» **Provided data**
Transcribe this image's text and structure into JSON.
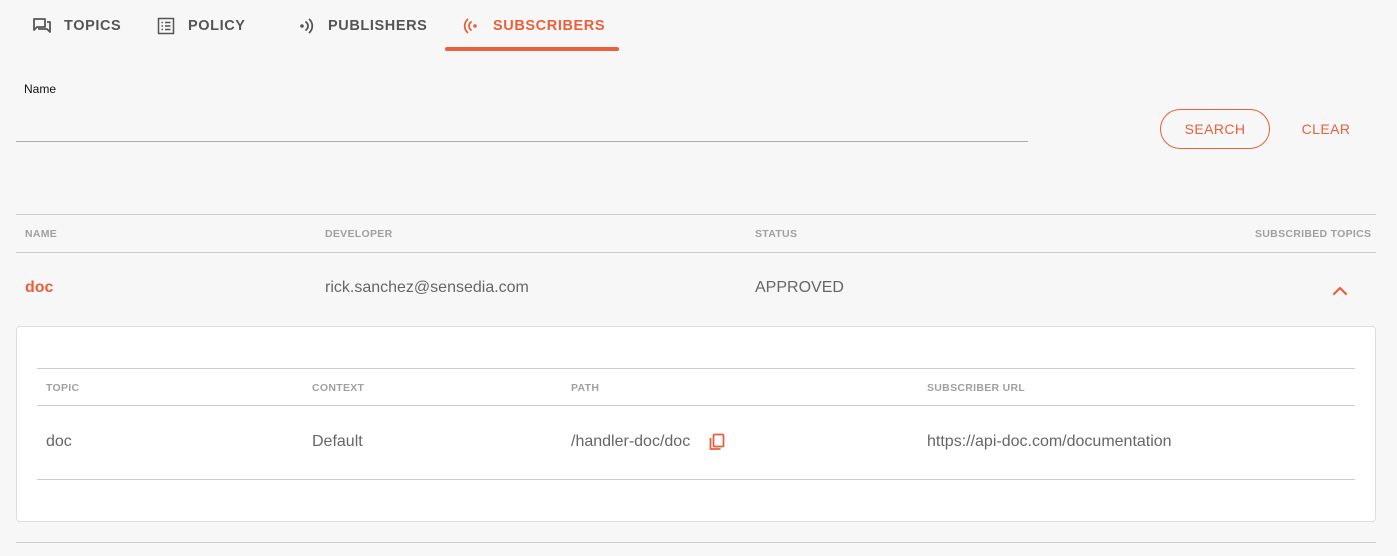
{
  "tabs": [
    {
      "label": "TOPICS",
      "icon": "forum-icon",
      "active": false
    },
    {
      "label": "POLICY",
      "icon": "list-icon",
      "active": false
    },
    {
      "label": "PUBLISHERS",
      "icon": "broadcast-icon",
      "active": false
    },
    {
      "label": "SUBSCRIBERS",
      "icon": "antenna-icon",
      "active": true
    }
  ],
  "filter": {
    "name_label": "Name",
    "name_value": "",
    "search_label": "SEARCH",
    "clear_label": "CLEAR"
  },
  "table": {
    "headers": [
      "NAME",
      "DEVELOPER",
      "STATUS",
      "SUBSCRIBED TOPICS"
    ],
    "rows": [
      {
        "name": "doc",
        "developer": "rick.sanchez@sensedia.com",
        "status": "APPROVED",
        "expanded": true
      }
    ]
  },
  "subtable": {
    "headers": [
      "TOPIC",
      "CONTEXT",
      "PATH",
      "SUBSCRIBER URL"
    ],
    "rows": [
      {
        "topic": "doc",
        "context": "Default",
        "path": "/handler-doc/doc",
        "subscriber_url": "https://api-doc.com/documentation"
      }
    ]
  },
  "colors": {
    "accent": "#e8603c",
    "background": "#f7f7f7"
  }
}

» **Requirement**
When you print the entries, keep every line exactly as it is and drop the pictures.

» **Answer box**
Transcribe this image's text and structure into JSON.
{
  "tabs": [
    {
      "label": "TOPICS",
      "icon": "forum-icon",
      "active": false
    },
    {
      "label": "POLICY",
      "icon": "list-icon",
      "active": false
    },
    {
      "label": "PUBLISHERS",
      "icon": "broadcast-icon",
      "active": false
    },
    {
      "label": "SUBSCRIBERS",
      "icon": "antenna-icon",
      "active": true
    }
  ],
  "filter": {
    "name_label": "Name",
    "name_value": "",
    "search_label": "SEARCH",
    "clear_label": "CLEAR"
  },
  "table": {
    "headers": [
      "NAME",
      "DEVELOPER",
      "STATUS",
      "SUBSCRIBED TOPICS"
    ],
    "rows": [
      {
        "name": "doc",
        "developer": "rick.sanchez@sensedia.com",
        "status": "APPROVED",
        "expanded": true
      }
    ]
  },
  "subtable": {
    "headers": [
      "TOPIC",
      "CONTEXT",
      "PATH",
      "SUBSCRIBER URL"
    ],
    "rows": [
      {
        "topic": "doc",
        "context": "Default",
        "path": "/handler-doc/doc",
        "subscriber_url": "https://api-doc.com/documentation"
      }
    ]
  },
  "colors": {
    "accent": "#e8603c",
    "background": "#f7f7f7"
  }
}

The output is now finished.